[DATA EXTRACT Boundary: Start]
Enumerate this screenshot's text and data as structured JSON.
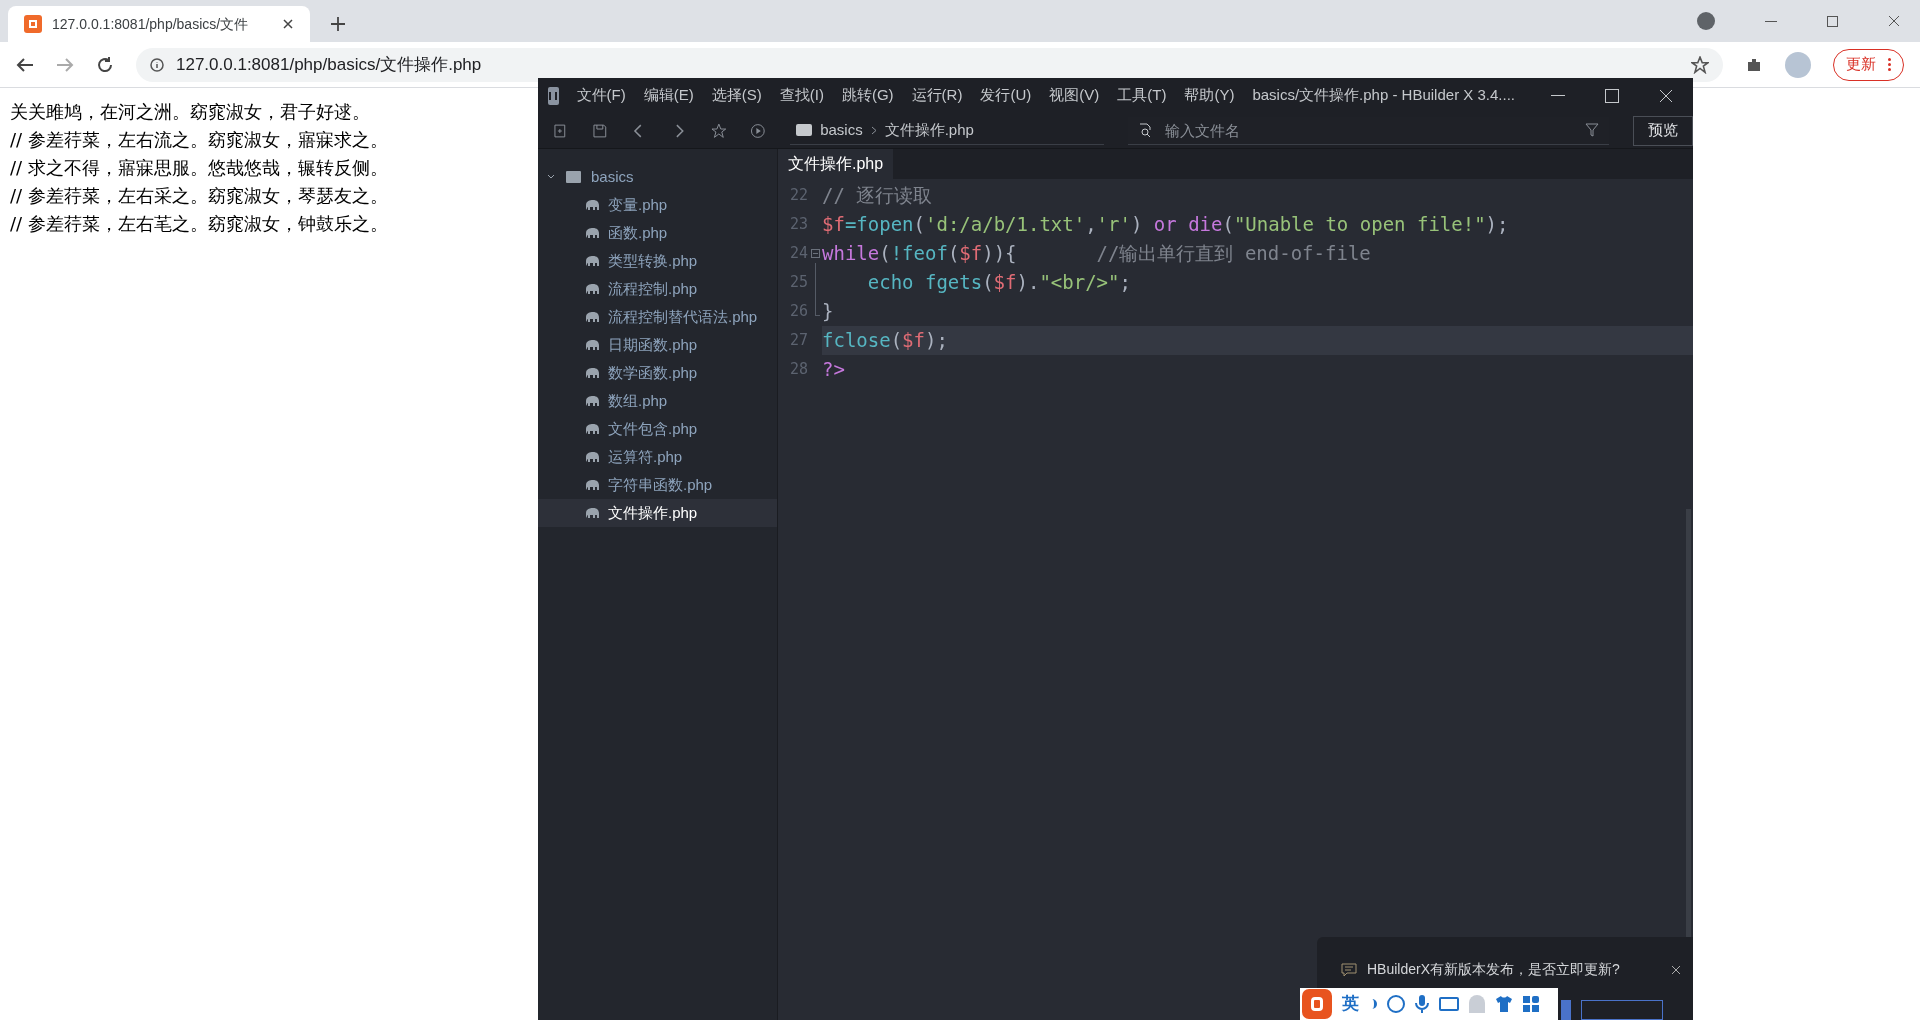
{
  "browser": {
    "tab": {
      "title": "127.0.0.1:8081/php/basics/文件"
    },
    "address": "127.0.0.1:8081/php/basics/文件操作.php",
    "update_button": "更新"
  },
  "page_lines": [
    "关关雎鸠，在河之洲。窈窕淑女，君子好逑。",
    "// 参差荇菜，左右流之。窈窕淑女，寤寐求之。",
    "// 求之不得，寤寐思服。悠哉悠哉，辗转反侧。",
    "// 参差荇菜，左右采之。窈窕淑女，琴瑟友之。",
    "// 参差荇菜，左右芼之。窈窕淑女，钟鼓乐之。"
  ],
  "editor": {
    "menu": [
      "文件(F)",
      "编辑(E)",
      "选择(S)",
      "查找(I)",
      "跳转(G)",
      "运行(R)",
      "发行(U)",
      "视图(V)",
      "工具(T)",
      "帮助(Y)"
    ],
    "title": "basics/文件操作.php - HBuilder X 3.4....",
    "breadcrumb": [
      "basics",
      "文件操作.php"
    ],
    "file_search": {
      "placeholder": "输入文件名"
    },
    "preview_button": "预览",
    "tree": {
      "label": "basics",
      "expanded": true,
      "children": [
        {
          "label": "变量.php",
          "selected": false
        },
        {
          "label": "函数.php",
          "selected": false
        },
        {
          "label": "类型转换.php",
          "selected": false
        },
        {
          "label": "流程控制.php",
          "selected": false
        },
        {
          "label": "流程控制替代语法.php",
          "selected": false
        },
        {
          "label": "日期函数.php",
          "selected": false
        },
        {
          "label": "数学函数.php",
          "selected": false
        },
        {
          "label": "数组.php",
          "selected": false
        },
        {
          "label": "文件包含.php",
          "selected": false
        },
        {
          "label": "运算符.php",
          "selected": false
        },
        {
          "label": "字符串函数.php",
          "selected": false
        },
        {
          "label": "文件操作.php",
          "selected": true
        }
      ]
    },
    "open_tab": {
      "title": "文件操作.php",
      "selected": true
    },
    "code": [
      {
        "number": "22",
        "tokens": [
          {
            "kind": "comment",
            "text": "// 逐行读取"
          }
        ]
      },
      {
        "number": "23",
        "tokens": [
          {
            "kind": "var",
            "text": "$f"
          },
          {
            "kind": "op",
            "text": "="
          },
          {
            "kind": "func",
            "text": "fopen"
          },
          {
            "kind": "punct",
            "text": "("
          },
          {
            "kind": "string",
            "text": "'d:/a/b/1.txt'"
          },
          {
            "kind": "punct",
            "text": ","
          },
          {
            "kind": "string",
            "text": "'r'"
          },
          {
            "kind": "punct",
            "text": ") "
          },
          {
            "kind": "keyword",
            "text": "or die"
          },
          {
            "kind": "punct",
            "text": "("
          },
          {
            "kind": "string",
            "text": "\"Unable to open file!\""
          },
          {
            "kind": "punct",
            "text": ");"
          }
        ]
      },
      {
        "number": "24",
        "expanded": true,
        "tokens": [
          {
            "kind": "keyword",
            "text": "while"
          },
          {
            "kind": "punct",
            "text": "("
          },
          {
            "kind": "op",
            "text": "!"
          },
          {
            "kind": "func",
            "text": "feof"
          },
          {
            "kind": "punct",
            "text": "("
          },
          {
            "kind": "var",
            "text": "$f"
          },
          {
            "kind": "punct",
            "text": ")){       "
          },
          {
            "kind": "comment",
            "text": "//输出单行直到 end-of-file"
          }
        ]
      },
      {
        "number": "25",
        "tokens": [
          {
            "kind": "func",
            "text": "    echo fgets"
          },
          {
            "kind": "punct",
            "text": "("
          },
          {
            "kind": "var",
            "text": "$f"
          },
          {
            "kind": "punct",
            "text": ")."
          },
          {
            "kind": "string",
            "text": "\"<br/>\""
          },
          {
            "kind": "punct",
            "text": ";"
          }
        ]
      },
      {
        "number": "26",
        "tokens": [
          {
            "kind": "punct",
            "text": "}"
          }
        ]
      },
      {
        "number": "27",
        "current": true,
        "tokens": [
          {
            "kind": "func",
            "text": "fclose"
          },
          {
            "kind": "punct",
            "text": "("
          },
          {
            "kind": "var",
            "text": "$f"
          },
          {
            "kind": "punct",
            "text": ");"
          }
        ]
      },
      {
        "number": "28",
        "tokens": [
          {
            "kind": "keyword",
            "text": "?>"
          }
        ]
      }
    ],
    "notification": {
      "message": "HBuilderX有新版本发布，是否立即更新?"
    }
  },
  "ime": {
    "mode": "英"
  }
}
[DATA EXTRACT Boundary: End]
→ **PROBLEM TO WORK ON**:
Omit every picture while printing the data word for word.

→ **RESPONSE BOX**:
Enumerate this screenshot's text and data as structured JSON.
{
  "browser": {
    "tab": {
      "title": "127.0.0.1:8081/php/basics/文件"
    },
    "address": "127.0.0.1:8081/php/basics/文件操作.php",
    "update_button": "更新"
  },
  "page_lines": [
    "关关雎鸠，在河之洲。窈窕淑女，君子好逑。",
    "// 参差荇菜，左右流之。窈窕淑女，寤寐求之。",
    "// 求之不得，寤寐思服。悠哉悠哉，辗转反侧。",
    "// 参差荇菜，左右采之。窈窕淑女，琴瑟友之。",
    "// 参差荇菜，左右芼之。窈窕淑女，钟鼓乐之。"
  ],
  "editor": {
    "menu": [
      "文件(F)",
      "编辑(E)",
      "选择(S)",
      "查找(I)",
      "跳转(G)",
      "运行(R)",
      "发行(U)",
      "视图(V)",
      "工具(T)",
      "帮助(Y)"
    ],
    "title": "basics/文件操作.php - HBuilder X 3.4....",
    "breadcrumb": [
      "basics",
      "文件操作.php"
    ],
    "file_search": {
      "placeholder": "输入文件名"
    },
    "preview_button": "预览",
    "tree": {
      "label": "basics",
      "expanded": true,
      "children": [
        {
          "label": "变量.php",
          "selected": false
        },
        {
          "label": "函数.php",
          "selected": false
        },
        {
          "label": "类型转换.php",
          "selected": false
        },
        {
          "label": "流程控制.php",
          "selected": false
        },
        {
          "label": "流程控制替代语法.php",
          "selected": false
        },
        {
          "label": "日期函数.php",
          "selected": false
        },
        {
          "label": "数学函数.php",
          "selected": false
        },
        {
          "label": "数组.php",
          "selected": false
        },
        {
          "label": "文件包含.php",
          "selected": false
        },
        {
          "label": "运算符.php",
          "selected": false
        },
        {
          "label": "字符串函数.php",
          "selected": false
        },
        {
          "label": "文件操作.php",
          "selected": true
        }
      ]
    },
    "open_tab": {
      "title": "文件操作.php",
      "selected": true
    },
    "code": [
      {
        "number": "22",
        "tokens": [
          {
            "kind": "comment",
            "text": "// 逐行读取"
          }
        ]
      },
      {
        "number": "23",
        "tokens": [
          {
            "kind": "var",
            "text": "$f"
          },
          {
            "kind": "op",
            "text": "="
          },
          {
            "kind": "func",
            "text": "fopen"
          },
          {
            "kind": "punct",
            "text": "("
          },
          {
            "kind": "string",
            "text": "'d:/a/b/1.txt'"
          },
          {
            "kind": "punct",
            "text": ","
          },
          {
            "kind": "string",
            "text": "'r'"
          },
          {
            "kind": "punct",
            "text": ") "
          },
          {
            "kind": "keyword",
            "text": "or die"
          },
          {
            "kind": "punct",
            "text": "("
          },
          {
            "kind": "string",
            "text": "\"Unable to open file!\""
          },
          {
            "kind": "punct",
            "text": ");"
          }
        ]
      },
      {
        "number": "24",
        "expanded": true,
        "tokens": [
          {
            "kind": "keyword",
            "text": "while"
          },
          {
            "kind": "punct",
            "text": "("
          },
          {
            "kind": "op",
            "text": "!"
          },
          {
            "kind": "func",
            "text": "feof"
          },
          {
            "kind": "punct",
            "text": "("
          },
          {
            "kind": "var",
            "text": "$f"
          },
          {
            "kind": "punct",
            "text": ")){       "
          },
          {
            "kind": "comment",
            "text": "//输出单行直到 end-of-file"
          }
        ]
      },
      {
        "number": "25",
        "tokens": [
          {
            "kind": "func",
            "text": "    echo fgets"
          },
          {
            "kind": "punct",
            "text": "("
          },
          {
            "kind": "var",
            "text": "$f"
          },
          {
            "kind": "punct",
            "text": ")."
          },
          {
            "kind": "string",
            "text": "\"<br/>\""
          },
          {
            "kind": "punct",
            "text": ";"
          }
        ]
      },
      {
        "number": "26",
        "tokens": [
          {
            "kind": "punct",
            "text": "}"
          }
        ]
      },
      {
        "number": "27",
        "current": true,
        "tokens": [
          {
            "kind": "func",
            "text": "fclose"
          },
          {
            "kind": "punct",
            "text": "("
          },
          {
            "kind": "var",
            "text": "$f"
          },
          {
            "kind": "punct",
            "text": ");"
          }
        ]
      },
      {
        "number": "28",
        "tokens": [
          {
            "kind": "keyword",
            "text": "?>"
          }
        ]
      }
    ],
    "notification": {
      "message": "HBuilderX有新版本发布，是否立即更新?"
    }
  },
  "ime": {
    "mode": "英"
  }
}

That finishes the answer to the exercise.